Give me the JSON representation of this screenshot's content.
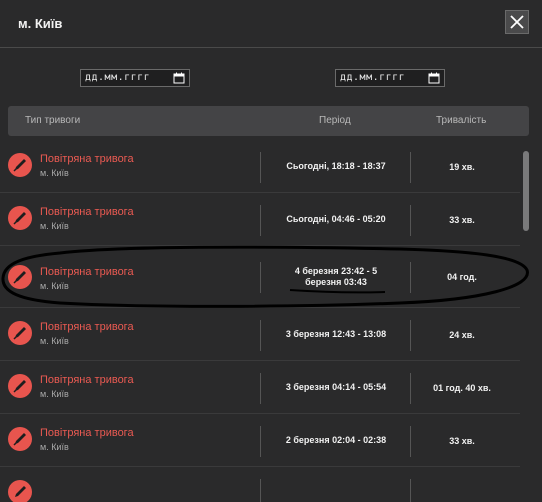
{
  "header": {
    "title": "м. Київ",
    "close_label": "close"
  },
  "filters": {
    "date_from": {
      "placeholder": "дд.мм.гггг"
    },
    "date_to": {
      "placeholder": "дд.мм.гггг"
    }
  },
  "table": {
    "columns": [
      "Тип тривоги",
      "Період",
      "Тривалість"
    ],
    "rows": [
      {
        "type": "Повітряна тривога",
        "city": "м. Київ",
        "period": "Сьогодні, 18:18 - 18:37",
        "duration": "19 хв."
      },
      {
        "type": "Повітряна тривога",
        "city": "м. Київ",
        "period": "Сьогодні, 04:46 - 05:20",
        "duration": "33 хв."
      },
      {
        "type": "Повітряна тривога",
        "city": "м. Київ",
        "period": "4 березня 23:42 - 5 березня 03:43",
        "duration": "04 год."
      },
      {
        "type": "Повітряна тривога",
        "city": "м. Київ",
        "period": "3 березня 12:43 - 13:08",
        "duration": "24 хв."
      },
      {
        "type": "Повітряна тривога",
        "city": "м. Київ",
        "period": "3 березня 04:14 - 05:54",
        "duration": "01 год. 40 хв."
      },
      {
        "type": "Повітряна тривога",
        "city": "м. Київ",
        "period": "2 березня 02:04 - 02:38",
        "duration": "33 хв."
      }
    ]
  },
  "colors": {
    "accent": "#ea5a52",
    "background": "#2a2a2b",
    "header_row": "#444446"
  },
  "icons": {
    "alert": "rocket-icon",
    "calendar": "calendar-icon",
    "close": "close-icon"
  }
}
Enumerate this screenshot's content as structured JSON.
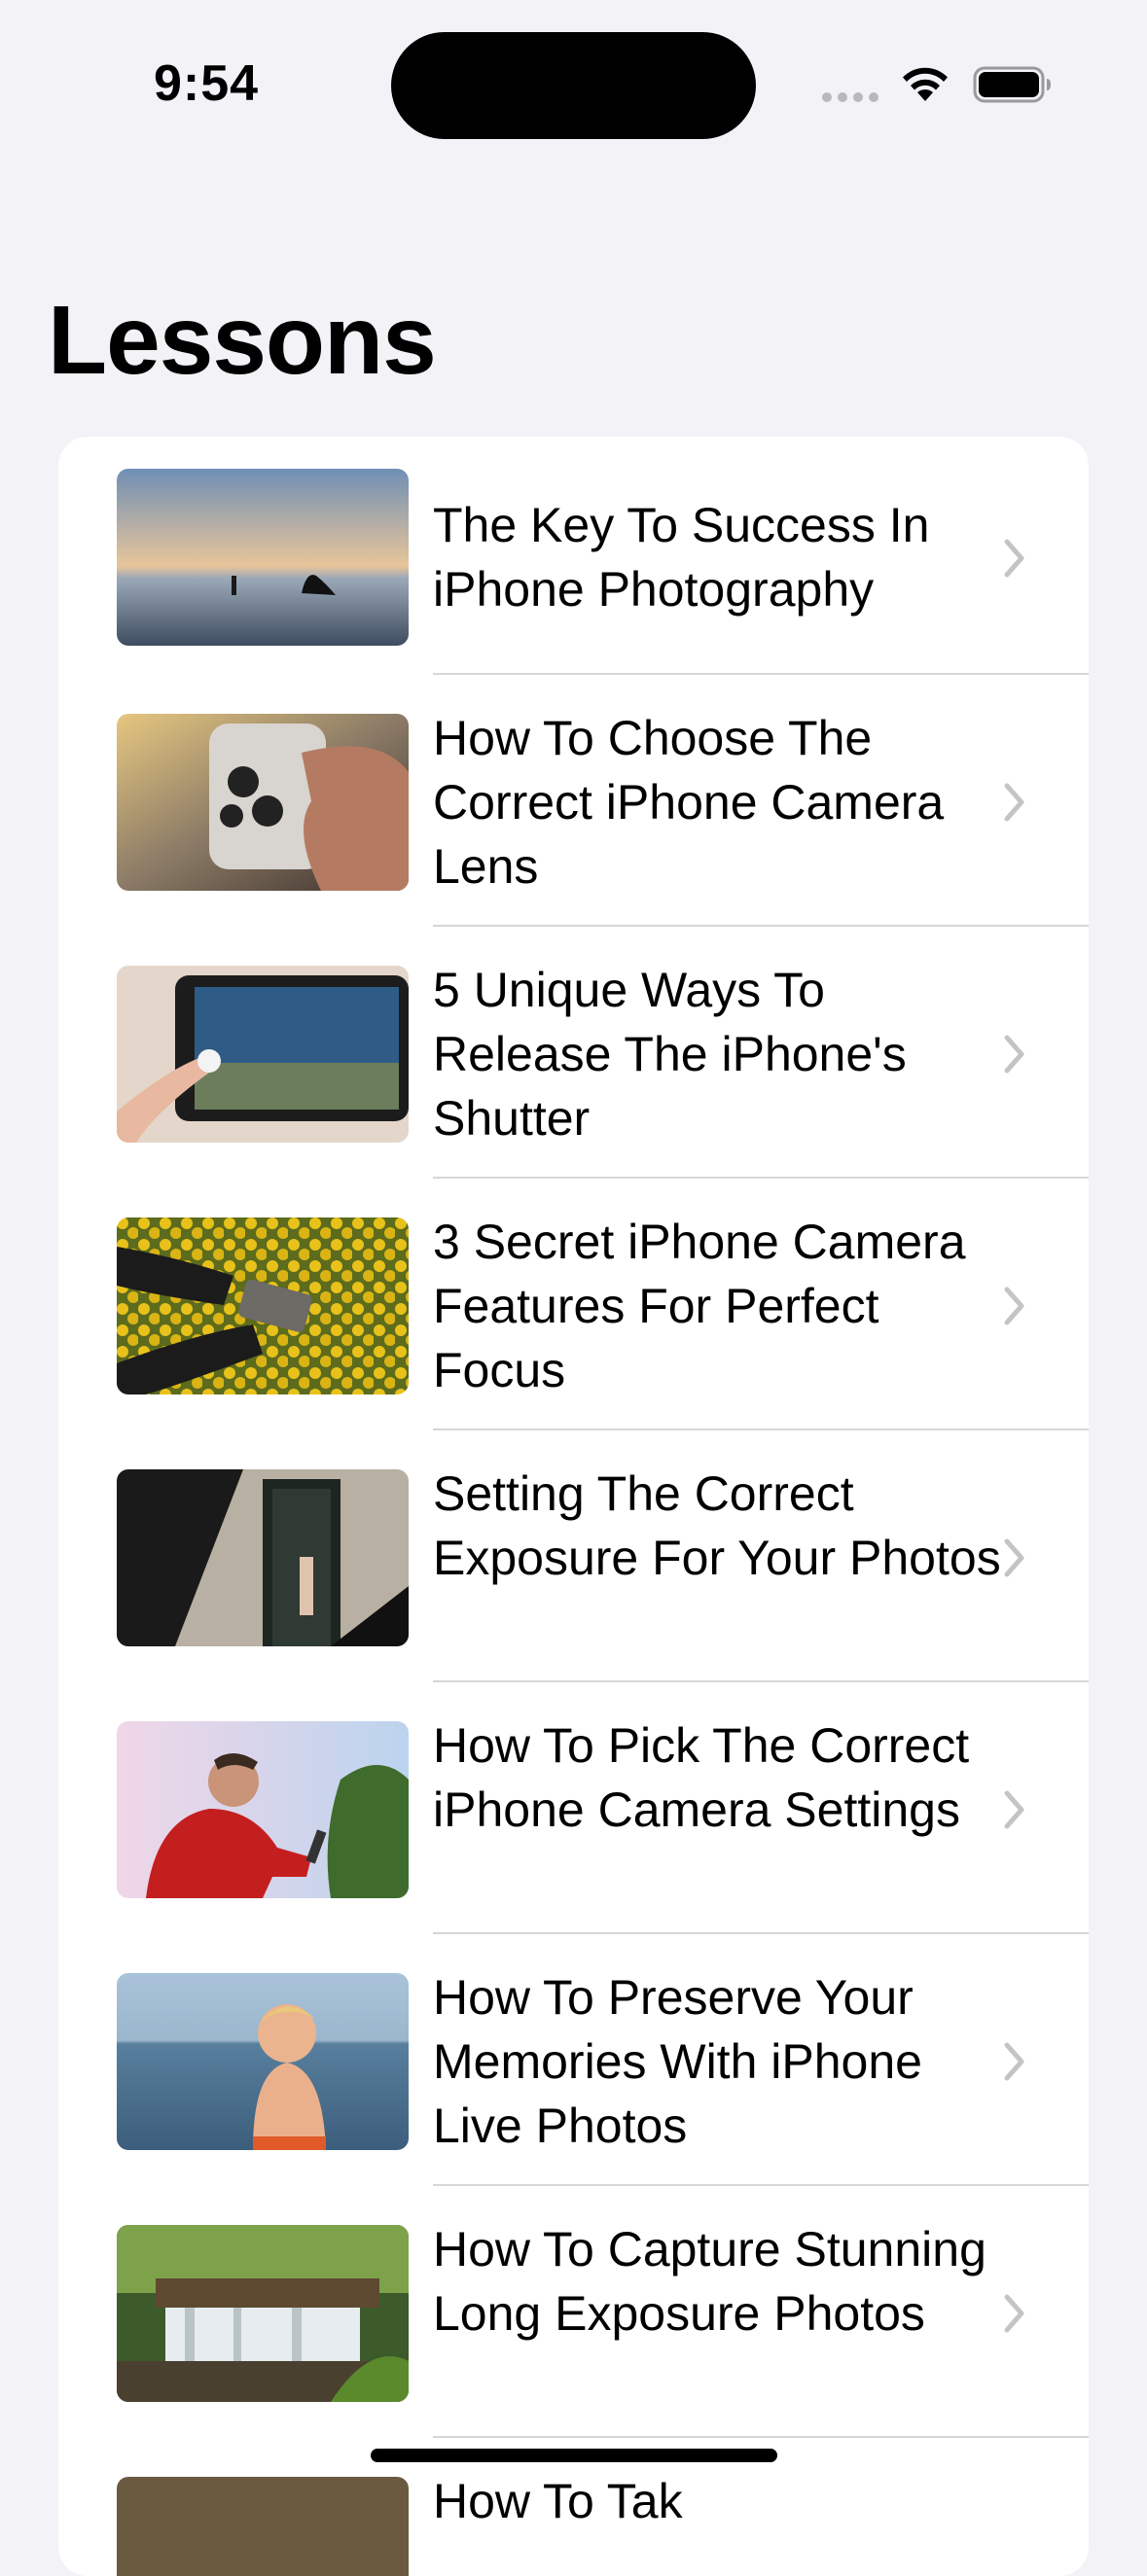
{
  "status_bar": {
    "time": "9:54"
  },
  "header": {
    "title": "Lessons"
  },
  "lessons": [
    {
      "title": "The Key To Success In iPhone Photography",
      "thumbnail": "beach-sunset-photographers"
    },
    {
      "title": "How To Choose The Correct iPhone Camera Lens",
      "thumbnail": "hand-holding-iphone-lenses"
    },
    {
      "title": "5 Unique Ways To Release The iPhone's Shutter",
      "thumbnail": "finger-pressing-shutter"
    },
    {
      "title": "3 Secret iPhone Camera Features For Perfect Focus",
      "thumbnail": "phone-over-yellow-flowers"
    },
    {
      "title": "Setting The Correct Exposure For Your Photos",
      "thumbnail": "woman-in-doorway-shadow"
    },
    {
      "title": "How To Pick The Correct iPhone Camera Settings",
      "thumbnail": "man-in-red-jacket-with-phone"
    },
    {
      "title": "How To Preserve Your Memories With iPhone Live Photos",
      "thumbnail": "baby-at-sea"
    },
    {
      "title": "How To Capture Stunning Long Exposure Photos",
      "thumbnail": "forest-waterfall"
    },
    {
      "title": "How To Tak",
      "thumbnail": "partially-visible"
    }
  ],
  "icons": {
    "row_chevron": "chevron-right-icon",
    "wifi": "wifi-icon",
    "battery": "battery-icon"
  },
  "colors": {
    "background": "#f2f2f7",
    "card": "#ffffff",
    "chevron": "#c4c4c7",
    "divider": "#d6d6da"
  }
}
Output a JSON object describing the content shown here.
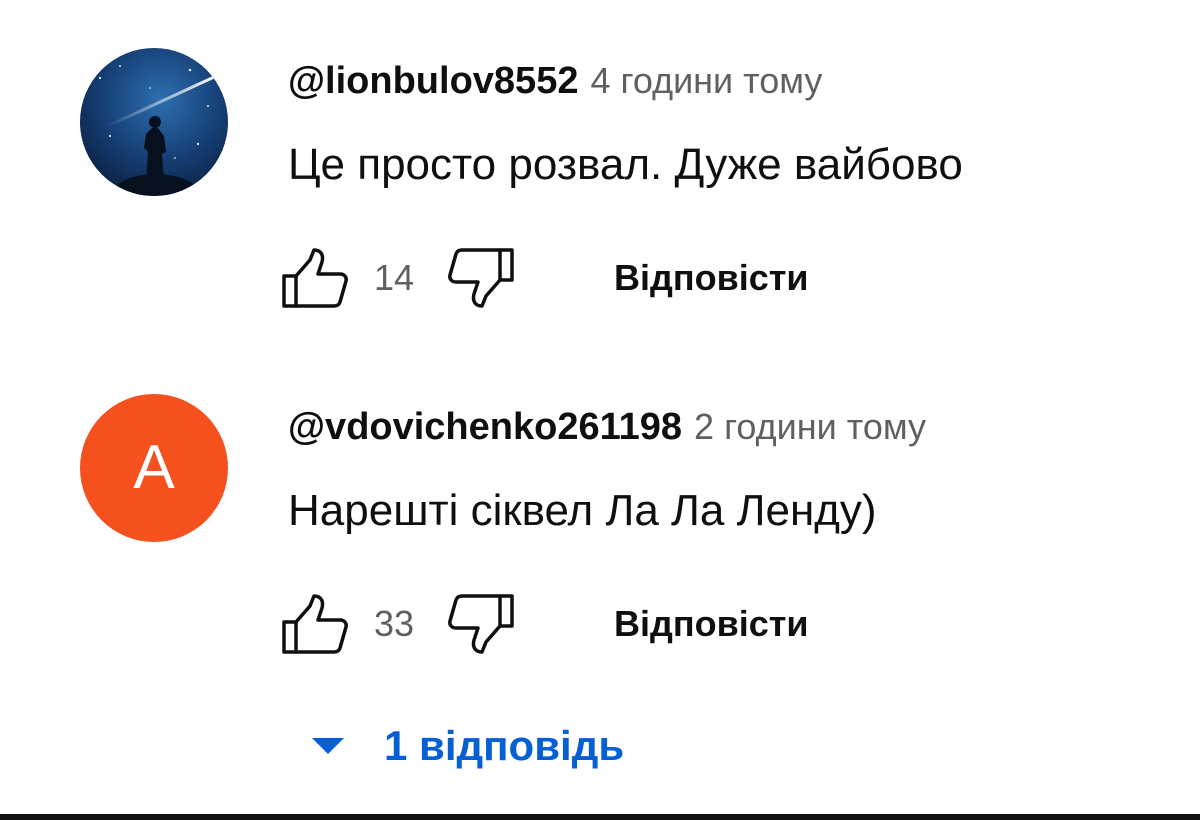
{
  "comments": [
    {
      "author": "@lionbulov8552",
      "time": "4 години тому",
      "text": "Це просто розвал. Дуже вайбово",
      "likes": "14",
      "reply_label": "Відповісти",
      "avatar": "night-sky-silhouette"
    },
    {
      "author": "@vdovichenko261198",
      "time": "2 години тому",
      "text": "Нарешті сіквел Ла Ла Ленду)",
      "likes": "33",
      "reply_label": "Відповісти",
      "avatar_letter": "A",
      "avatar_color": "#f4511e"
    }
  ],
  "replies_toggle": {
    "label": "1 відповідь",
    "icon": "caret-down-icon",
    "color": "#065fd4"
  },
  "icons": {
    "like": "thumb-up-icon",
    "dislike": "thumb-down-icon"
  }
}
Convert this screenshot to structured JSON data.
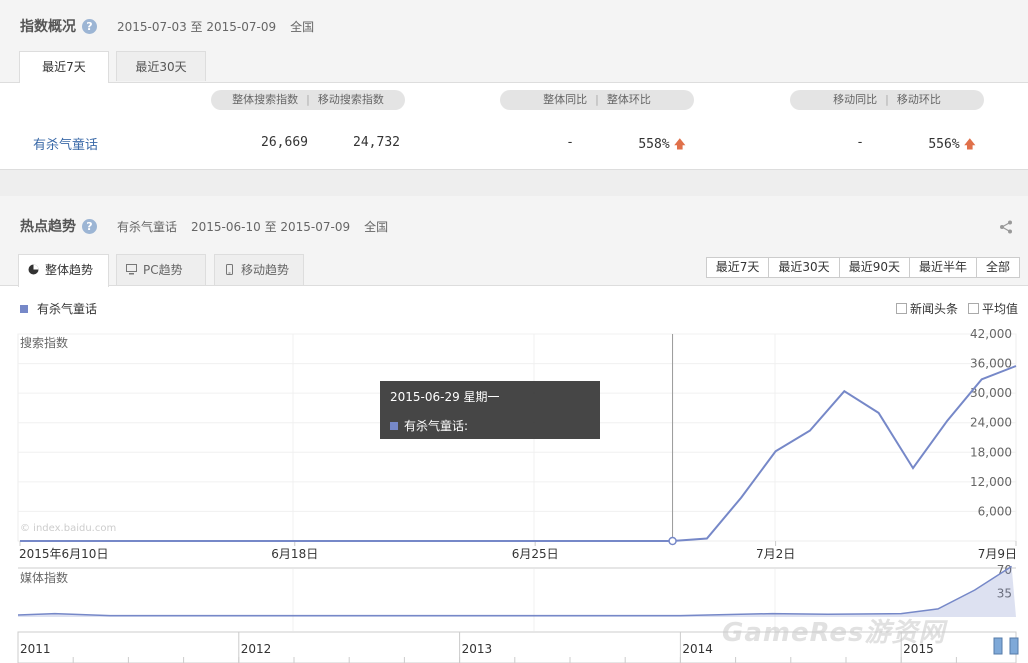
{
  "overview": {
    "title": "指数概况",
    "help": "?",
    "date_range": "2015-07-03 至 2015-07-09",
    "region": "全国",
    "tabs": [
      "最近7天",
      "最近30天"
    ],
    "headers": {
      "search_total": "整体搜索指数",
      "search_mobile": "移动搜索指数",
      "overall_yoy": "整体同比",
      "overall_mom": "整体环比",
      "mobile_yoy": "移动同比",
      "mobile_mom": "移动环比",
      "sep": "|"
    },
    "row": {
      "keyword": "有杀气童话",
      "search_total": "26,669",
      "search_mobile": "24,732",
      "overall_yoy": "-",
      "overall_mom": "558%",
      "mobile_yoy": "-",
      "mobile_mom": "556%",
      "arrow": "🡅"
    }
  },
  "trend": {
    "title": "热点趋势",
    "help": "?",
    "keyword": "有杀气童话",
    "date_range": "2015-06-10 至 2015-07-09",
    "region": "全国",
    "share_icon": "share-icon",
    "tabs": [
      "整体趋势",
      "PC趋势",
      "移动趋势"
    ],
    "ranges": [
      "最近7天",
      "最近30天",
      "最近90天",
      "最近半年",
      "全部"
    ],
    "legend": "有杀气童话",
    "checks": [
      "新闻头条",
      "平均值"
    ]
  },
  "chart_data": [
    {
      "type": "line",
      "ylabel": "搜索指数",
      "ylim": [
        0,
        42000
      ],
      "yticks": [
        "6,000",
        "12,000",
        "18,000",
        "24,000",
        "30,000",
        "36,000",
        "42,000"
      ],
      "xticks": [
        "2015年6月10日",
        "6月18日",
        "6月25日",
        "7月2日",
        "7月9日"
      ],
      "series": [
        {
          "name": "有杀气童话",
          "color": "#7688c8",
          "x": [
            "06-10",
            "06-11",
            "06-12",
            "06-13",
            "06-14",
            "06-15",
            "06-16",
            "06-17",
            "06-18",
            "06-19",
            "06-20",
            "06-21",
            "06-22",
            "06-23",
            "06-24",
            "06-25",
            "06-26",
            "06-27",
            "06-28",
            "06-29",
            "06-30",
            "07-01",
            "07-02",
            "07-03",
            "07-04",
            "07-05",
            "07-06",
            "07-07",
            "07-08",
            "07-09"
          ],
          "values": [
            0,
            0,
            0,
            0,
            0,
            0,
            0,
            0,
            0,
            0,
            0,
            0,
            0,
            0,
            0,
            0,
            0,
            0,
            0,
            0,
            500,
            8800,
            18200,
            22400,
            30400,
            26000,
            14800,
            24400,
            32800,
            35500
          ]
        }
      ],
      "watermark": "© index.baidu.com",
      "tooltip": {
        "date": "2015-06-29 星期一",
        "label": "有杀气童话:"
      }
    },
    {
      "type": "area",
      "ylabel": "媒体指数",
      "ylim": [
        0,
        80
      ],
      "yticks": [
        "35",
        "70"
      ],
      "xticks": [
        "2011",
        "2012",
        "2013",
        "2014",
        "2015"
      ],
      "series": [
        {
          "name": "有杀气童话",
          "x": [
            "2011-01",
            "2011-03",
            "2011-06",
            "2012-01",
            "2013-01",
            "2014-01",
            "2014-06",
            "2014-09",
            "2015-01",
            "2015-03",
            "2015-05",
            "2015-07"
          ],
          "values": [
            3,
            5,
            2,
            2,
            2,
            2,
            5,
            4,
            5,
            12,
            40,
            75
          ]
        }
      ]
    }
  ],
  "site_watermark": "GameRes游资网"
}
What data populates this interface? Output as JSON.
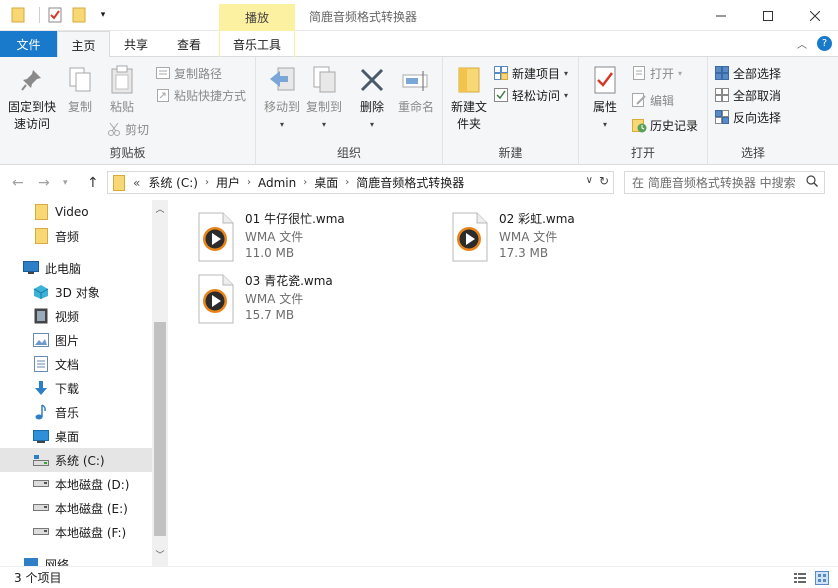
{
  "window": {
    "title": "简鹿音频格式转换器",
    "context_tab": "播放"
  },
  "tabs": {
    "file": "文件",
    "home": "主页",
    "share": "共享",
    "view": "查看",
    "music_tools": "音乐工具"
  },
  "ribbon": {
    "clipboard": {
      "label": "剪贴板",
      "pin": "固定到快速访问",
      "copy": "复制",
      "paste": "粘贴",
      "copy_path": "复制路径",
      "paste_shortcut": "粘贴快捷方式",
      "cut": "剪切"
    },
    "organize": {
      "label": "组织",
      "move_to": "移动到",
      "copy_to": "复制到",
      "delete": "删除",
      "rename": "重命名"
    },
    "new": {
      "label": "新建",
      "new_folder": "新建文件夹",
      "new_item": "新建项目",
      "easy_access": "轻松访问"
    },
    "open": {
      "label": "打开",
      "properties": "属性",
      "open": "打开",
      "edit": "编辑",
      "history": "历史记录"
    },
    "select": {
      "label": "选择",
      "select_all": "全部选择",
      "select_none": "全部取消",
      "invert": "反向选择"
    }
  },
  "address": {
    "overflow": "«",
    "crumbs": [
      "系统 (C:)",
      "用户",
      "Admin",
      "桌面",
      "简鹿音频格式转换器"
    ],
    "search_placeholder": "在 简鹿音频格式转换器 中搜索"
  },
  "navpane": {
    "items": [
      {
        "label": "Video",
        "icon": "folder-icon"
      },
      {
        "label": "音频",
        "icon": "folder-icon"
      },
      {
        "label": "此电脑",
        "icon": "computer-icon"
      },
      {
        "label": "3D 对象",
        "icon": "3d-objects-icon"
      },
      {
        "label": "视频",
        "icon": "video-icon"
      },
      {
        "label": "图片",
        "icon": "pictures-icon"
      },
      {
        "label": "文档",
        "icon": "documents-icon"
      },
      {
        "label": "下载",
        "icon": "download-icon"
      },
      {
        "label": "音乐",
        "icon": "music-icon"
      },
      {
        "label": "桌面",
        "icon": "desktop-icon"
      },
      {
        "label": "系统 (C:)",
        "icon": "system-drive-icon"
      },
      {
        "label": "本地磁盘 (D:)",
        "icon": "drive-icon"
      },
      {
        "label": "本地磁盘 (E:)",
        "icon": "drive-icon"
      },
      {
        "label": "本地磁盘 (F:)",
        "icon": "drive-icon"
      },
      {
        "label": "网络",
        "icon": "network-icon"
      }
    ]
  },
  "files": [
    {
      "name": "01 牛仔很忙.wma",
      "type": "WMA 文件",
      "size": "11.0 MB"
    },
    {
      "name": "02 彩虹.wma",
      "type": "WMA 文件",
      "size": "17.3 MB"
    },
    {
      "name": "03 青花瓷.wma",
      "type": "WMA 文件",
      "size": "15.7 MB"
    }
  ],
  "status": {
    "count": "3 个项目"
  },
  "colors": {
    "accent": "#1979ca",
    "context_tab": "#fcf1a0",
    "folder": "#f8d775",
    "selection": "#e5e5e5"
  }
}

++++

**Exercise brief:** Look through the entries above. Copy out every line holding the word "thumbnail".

**Answer to the problem:**
      "thumbnail": "beach-sunset-photographers"
      "thumbnail": "hand-holding-iphone-lenses"
      "thumbnail": "finger-pressing-shutter"
      "thumbnail": "phone-over-yellow-flowers"
      "thumbnail": "woman-in-doorway-shadow"
      "thumbnail": "man-in-red-jacket-with-phone"
      "thumbnail": "baby-at-sea"
      "thumbnail": "forest-waterfall"
      "thumbnail": "partially-visible"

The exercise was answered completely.